Retype all the entries word for word, but omit the pictures.

· · ·

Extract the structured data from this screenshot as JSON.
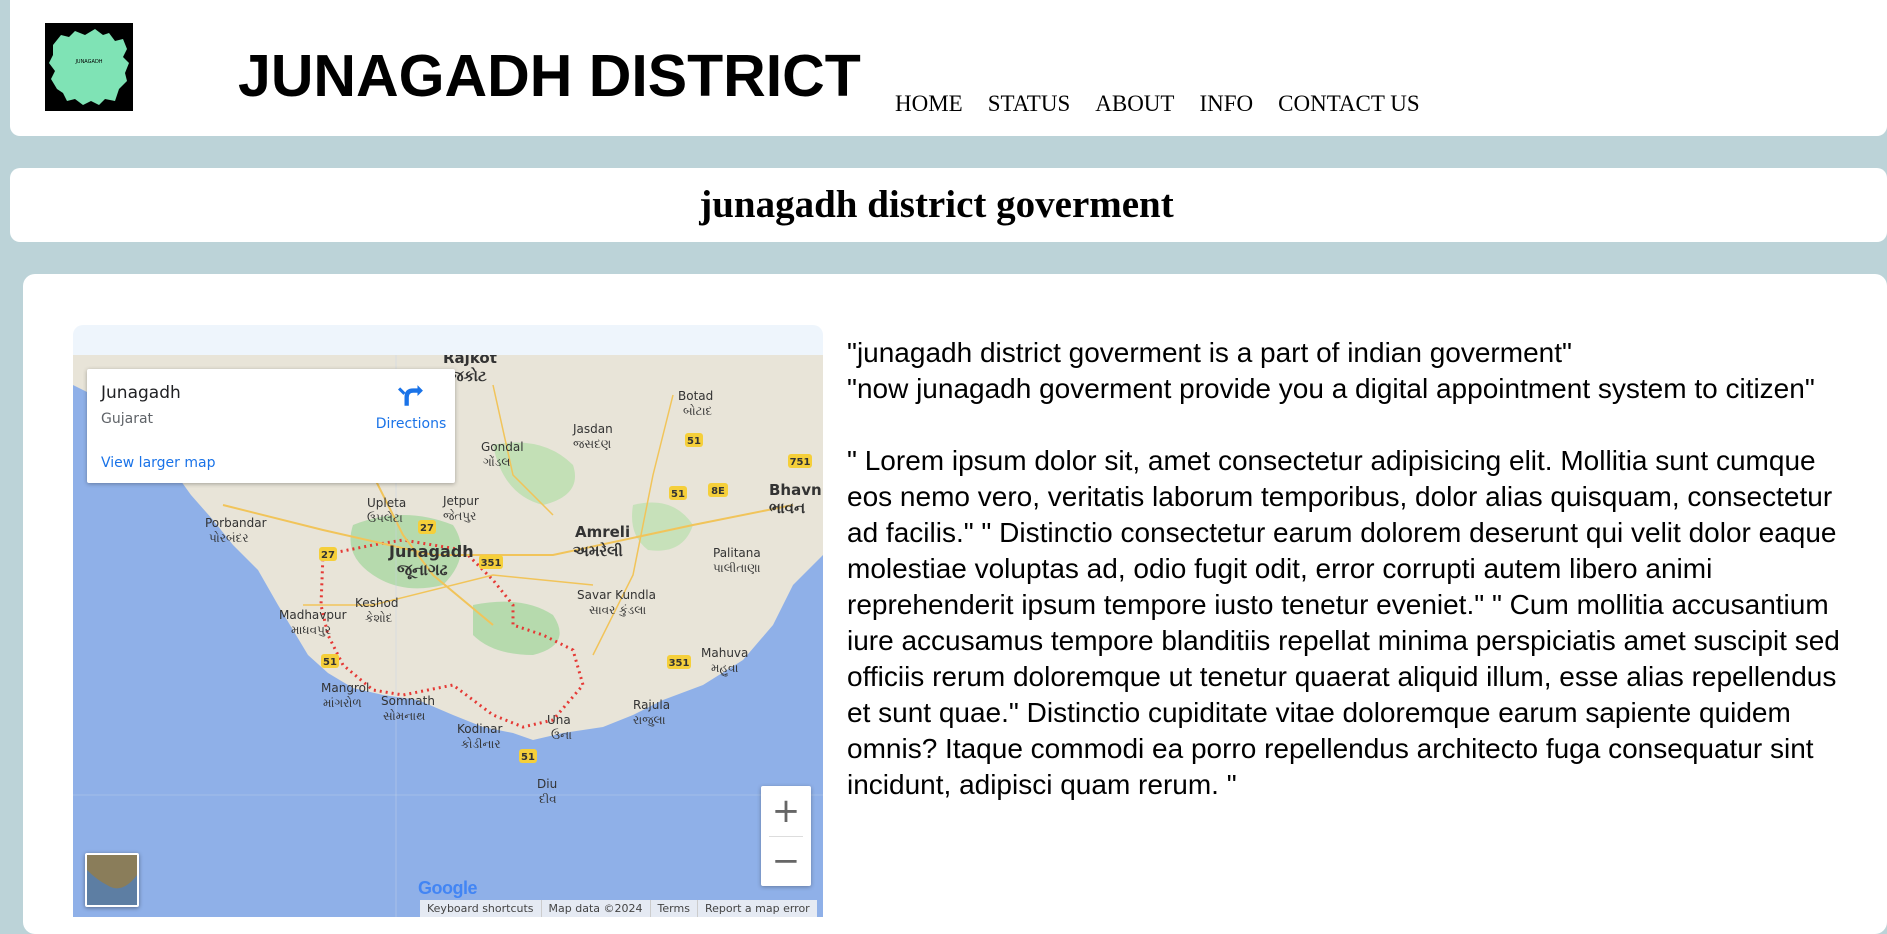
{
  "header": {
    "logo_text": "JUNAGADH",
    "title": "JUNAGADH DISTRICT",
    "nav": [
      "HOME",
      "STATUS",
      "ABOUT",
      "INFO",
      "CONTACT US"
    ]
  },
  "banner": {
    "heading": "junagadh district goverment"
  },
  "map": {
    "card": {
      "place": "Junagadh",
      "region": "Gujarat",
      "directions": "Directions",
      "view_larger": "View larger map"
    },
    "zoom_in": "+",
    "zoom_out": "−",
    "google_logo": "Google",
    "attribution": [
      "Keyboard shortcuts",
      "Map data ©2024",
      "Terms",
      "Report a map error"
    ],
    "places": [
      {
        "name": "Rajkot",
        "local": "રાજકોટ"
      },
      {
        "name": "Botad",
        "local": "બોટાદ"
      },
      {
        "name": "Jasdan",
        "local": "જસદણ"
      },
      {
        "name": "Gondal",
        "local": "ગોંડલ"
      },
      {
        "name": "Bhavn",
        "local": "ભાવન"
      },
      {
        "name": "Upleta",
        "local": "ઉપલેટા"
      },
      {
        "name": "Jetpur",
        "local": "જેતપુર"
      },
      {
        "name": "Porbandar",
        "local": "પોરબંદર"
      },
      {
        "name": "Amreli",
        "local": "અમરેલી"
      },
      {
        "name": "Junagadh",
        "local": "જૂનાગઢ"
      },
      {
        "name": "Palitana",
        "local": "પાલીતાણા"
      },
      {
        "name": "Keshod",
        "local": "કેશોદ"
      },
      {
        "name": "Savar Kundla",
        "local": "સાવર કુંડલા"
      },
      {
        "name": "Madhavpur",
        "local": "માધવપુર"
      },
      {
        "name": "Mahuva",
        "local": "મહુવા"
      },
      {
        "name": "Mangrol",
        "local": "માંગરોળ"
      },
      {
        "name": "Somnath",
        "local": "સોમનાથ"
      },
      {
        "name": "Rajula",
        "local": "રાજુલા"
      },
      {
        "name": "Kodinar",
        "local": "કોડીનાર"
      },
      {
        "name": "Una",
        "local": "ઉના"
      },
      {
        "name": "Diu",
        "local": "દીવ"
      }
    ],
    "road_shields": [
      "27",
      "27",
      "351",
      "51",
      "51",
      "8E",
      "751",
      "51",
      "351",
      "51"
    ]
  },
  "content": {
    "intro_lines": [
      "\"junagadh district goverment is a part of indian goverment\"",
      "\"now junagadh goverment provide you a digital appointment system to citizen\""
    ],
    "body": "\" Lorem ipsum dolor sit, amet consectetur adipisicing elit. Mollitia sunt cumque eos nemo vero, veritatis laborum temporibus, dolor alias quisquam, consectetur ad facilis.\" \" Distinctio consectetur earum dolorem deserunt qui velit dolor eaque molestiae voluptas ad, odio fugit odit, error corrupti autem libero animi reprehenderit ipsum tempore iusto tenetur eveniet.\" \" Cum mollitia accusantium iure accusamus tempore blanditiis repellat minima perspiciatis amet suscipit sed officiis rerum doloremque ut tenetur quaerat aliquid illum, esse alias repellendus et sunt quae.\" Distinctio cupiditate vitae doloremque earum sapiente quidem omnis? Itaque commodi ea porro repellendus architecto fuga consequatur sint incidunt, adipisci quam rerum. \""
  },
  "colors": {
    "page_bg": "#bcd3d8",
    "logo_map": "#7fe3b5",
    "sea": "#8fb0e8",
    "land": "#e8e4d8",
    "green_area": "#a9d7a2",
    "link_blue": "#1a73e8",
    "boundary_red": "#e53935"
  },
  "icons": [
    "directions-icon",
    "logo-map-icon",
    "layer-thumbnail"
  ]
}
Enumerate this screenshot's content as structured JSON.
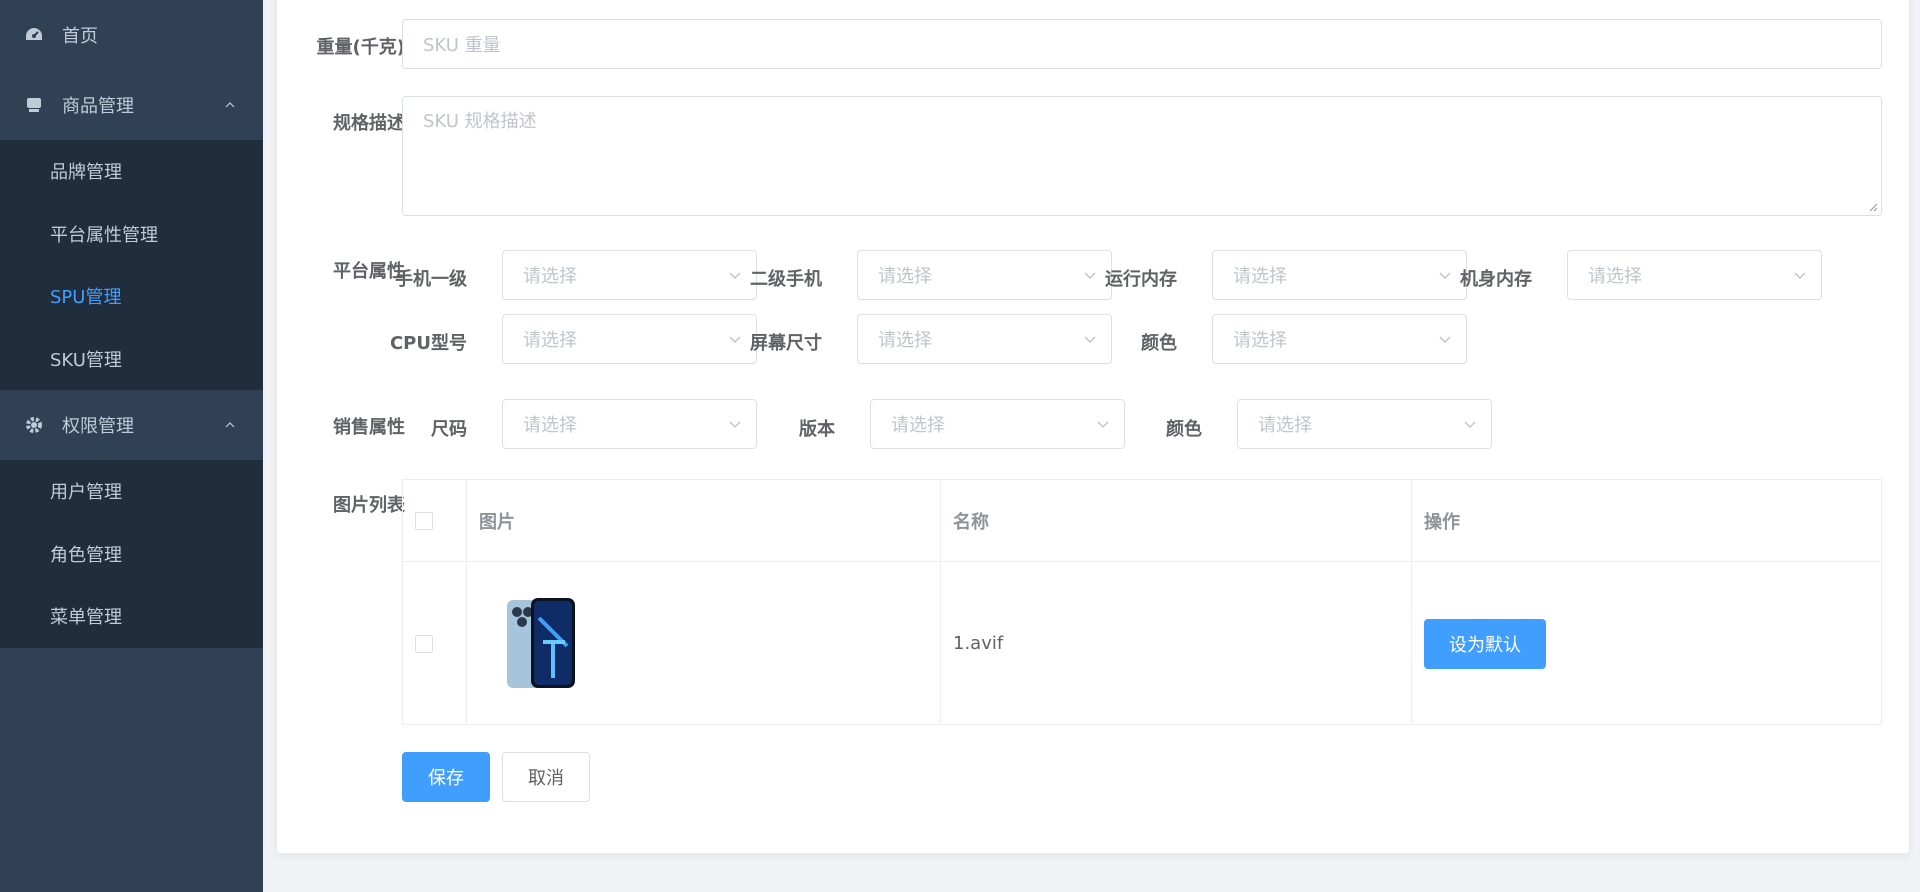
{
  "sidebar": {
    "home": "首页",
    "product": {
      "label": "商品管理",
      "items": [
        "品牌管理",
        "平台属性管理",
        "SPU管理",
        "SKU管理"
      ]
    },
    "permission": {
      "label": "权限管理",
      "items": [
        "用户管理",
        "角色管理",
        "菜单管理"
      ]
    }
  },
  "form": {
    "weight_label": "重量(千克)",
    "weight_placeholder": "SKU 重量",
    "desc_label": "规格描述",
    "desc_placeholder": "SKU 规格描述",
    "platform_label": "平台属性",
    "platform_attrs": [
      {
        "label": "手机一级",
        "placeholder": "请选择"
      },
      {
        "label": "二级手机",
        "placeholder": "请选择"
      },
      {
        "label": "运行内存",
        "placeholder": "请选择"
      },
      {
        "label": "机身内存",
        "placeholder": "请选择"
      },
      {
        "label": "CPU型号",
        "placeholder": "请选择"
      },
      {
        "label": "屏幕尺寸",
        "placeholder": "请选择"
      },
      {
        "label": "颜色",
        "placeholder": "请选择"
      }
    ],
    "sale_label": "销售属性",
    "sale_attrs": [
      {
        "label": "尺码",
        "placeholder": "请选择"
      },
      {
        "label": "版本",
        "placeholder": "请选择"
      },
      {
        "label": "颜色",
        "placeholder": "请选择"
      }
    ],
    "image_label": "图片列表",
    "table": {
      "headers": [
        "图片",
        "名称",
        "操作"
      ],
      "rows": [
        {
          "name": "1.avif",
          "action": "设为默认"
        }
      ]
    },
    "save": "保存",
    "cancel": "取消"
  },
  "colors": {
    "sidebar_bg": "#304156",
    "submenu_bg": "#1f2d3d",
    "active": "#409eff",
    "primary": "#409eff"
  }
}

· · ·

**Task solution:**
Extract the structured data from this screenshot as JSON.
{
  "header": {
    "logo_text": "JUNAGADH",
    "title": "JUNAGADH DISTRICT",
    "nav": [
      "HOME",
      "STATUS",
      "ABOUT",
      "INFO",
      "CONTACT US"
    ]
  },
  "banner": {
    "heading": "junagadh district goverment"
  },
  "map": {
    "card": {
      "place": "Junagadh",
      "region": "Gujarat",
      "directions": "Directions",
      "view_larger": "View larger map"
    },
    "zoom_in": "+",
    "zoom_out": "−",
    "google_logo": "Google",
    "attribution": [
      "Keyboard shortcuts",
      "Map data ©2024",
      "Terms",
      "Report a map error"
    ],
    "places": [
      {
        "name": "Rajkot",
        "local": "રાજકોટ"
      },
      {
        "name": "Botad",
        "local": "બોટાદ"
      },
      {
        "name": "Jasdan",
        "local": "જસદણ"
      },
      {
        "name": "Gondal",
        "local": "ગોંડલ"
      },
      {
        "name": "Bhavn",
        "local": "ભાવન"
      },
      {
        "name": "Upleta",
        "local": "ઉપલેટા"
      },
      {
        "name": "Jetpur",
        "local": "જેતપુર"
      },
      {
        "name": "Porbandar",
        "local": "પોરબંદર"
      },
      {
        "name": "Amreli",
        "local": "અમરેલી"
      },
      {
        "name": "Junagadh",
        "local": "જૂનાગઢ"
      },
      {
        "name": "Palitana",
        "local": "પાલીતાણા"
      },
      {
        "name": "Keshod",
        "local": "કેશોદ"
      },
      {
        "name": "Savar Kundla",
        "local": "સાવર કુંડલા"
      },
      {
        "name": "Madhavpur",
        "local": "માધવપુર"
      },
      {
        "name": "Mahuva",
        "local": "મહુવા"
      },
      {
        "name": "Mangrol",
        "local": "માંગરોળ"
      },
      {
        "name": "Somnath",
        "local": "સોમનાથ"
      },
      {
        "name": "Rajula",
        "local": "રાજુલા"
      },
      {
        "name": "Kodinar",
        "local": "કોડીનાર"
      },
      {
        "name": "Una",
        "local": "ઉના"
      },
      {
        "name": "Diu",
        "local": "દીવ"
      }
    ],
    "road_shields": [
      "27",
      "27",
      "351",
      "51",
      "51",
      "8E",
      "751",
      "51",
      "351",
      "51"
    ]
  },
  "content": {
    "intro_lines": [
      "\"junagadh district goverment is a part of indian goverment\"",
      "\"now junagadh goverment provide you a digital appointment system to citizen\""
    ],
    "body": "\" Lorem ipsum dolor sit, amet consectetur adipisicing elit. Mollitia sunt cumque eos nemo vero, veritatis laborum temporibus, dolor alias quisquam, consectetur ad facilis.\" \" Distinctio consectetur earum dolorem deserunt qui velit dolor eaque molestiae voluptas ad, odio fugit odit, error corrupti autem libero animi reprehenderit ipsum tempore iusto tenetur eveniet.\" \" Cum mollitia accusantium iure accusamus tempore blanditiis repellat minima perspiciatis amet suscipit sed officiis rerum doloremque ut tenetur quaerat aliquid illum, esse alias repellendus et sunt quae.\" Distinctio cupiditate vitae doloremque earum sapiente quidem omnis? Itaque commodi ea porro repellendus architecto fuga consequatur sint incidunt, adipisci quam rerum. \""
  },
  "colors": {
    "page_bg": "#bcd3d8",
    "logo_map": "#7fe3b5",
    "sea": "#8fb0e8",
    "land": "#e8e4d8",
    "green_area": "#a9d7a2",
    "link_blue": "#1a73e8",
    "boundary_red": "#e53935"
  },
  "icons": [
    "directions-icon",
    "logo-map-icon",
    "layer-thumbnail"
  ]
}
Enumerate this screenshot's content as structured JSON.
{
  "sidebar": {
    "home": "首页",
    "product": {
      "label": "商品管理",
      "items": [
        "品牌管理",
        "平台属性管理",
        "SPU管理",
        "SKU管理"
      ]
    },
    "permission": {
      "label": "权限管理",
      "items": [
        "用户管理",
        "角色管理",
        "菜单管理"
      ]
    }
  },
  "form": {
    "weight_label": "重量(千克)",
    "weight_placeholder": "SKU 重量",
    "desc_label": "规格描述",
    "desc_placeholder": "SKU 规格描述",
    "platform_label": "平台属性",
    "platform_attrs": [
      {
        "label": "手机一级",
        "placeholder": "请选择"
      },
      {
        "label": "二级手机",
        "placeholder": "请选择"
      },
      {
        "label": "运行内存",
        "placeholder": "请选择"
      },
      {
        "label": "机身内存",
        "placeholder": "请选择"
      },
      {
        "label": "CPU型号",
        "placeholder": "请选择"
      },
      {
        "label": "屏幕尺寸",
        "placeholder": "请选择"
      },
      {
        "label": "颜色",
        "placeholder": "请选择"
      }
    ],
    "sale_label": "销售属性",
    "sale_attrs": [
      {
        "label": "尺码",
        "placeholder": "请选择"
      },
      {
        "label": "版本",
        "placeholder": "请选择"
      },
      {
        "label": "颜色",
        "placeholder": "请选择"
      }
    ],
    "image_label": "图片列表",
    "table": {
      "headers": [
        "图片",
        "名称",
        "操作"
      ],
      "rows": [
        {
          "name": "1.avif",
          "action": "设为默认"
        }
      ]
    },
    "save": "保存",
    "cancel": "取消"
  },
  "colors": {
    "sidebar_bg": "#304156",
    "submenu_bg": "#1f2d3d",
    "active": "#409eff",
    "primary": "#409eff"
  }
}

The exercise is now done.